### Instructions for the task
Tally up the lines in the material where the word "JSON" appears, then give the total and nothing else.
─── Data for analysis
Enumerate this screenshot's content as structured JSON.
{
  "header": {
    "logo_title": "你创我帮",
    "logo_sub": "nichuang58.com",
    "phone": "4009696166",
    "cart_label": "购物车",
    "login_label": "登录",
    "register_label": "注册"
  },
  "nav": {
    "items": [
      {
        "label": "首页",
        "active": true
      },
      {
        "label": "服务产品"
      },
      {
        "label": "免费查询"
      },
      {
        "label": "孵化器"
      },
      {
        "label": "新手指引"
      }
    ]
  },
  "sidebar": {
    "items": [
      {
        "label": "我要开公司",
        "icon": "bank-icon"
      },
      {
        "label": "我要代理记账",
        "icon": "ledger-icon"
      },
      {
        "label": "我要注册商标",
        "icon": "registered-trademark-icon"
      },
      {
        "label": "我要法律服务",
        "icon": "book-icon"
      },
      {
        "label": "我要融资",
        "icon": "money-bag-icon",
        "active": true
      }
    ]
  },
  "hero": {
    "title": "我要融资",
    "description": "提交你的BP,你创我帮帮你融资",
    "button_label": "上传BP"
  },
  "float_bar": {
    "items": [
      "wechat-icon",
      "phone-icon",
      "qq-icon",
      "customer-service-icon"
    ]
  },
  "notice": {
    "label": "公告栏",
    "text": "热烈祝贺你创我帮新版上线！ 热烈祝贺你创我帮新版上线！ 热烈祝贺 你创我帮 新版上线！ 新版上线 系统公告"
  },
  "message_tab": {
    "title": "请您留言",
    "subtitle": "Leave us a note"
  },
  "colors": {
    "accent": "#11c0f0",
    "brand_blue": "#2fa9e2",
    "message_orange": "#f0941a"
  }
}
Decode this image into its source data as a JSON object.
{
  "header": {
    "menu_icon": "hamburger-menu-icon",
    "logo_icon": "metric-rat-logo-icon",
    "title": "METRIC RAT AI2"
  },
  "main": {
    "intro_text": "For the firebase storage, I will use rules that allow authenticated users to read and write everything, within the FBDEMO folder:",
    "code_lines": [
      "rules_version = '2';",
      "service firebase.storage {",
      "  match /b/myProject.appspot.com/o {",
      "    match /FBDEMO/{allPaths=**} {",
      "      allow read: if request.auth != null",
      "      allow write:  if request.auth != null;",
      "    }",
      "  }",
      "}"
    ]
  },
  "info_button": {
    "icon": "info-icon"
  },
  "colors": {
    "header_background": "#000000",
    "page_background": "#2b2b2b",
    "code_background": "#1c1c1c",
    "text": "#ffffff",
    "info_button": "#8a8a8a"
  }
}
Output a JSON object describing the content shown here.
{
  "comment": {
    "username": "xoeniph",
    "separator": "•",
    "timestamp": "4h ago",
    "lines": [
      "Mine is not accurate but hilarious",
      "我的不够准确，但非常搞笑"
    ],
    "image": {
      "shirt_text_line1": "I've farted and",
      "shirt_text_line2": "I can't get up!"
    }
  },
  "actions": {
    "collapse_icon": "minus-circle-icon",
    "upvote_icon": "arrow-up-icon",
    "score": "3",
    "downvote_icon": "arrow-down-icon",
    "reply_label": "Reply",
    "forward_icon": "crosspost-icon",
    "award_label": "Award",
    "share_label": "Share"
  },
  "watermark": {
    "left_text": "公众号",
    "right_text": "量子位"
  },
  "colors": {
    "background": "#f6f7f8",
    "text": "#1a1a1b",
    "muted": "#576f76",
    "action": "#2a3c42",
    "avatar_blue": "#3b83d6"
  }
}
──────
### Written solution
3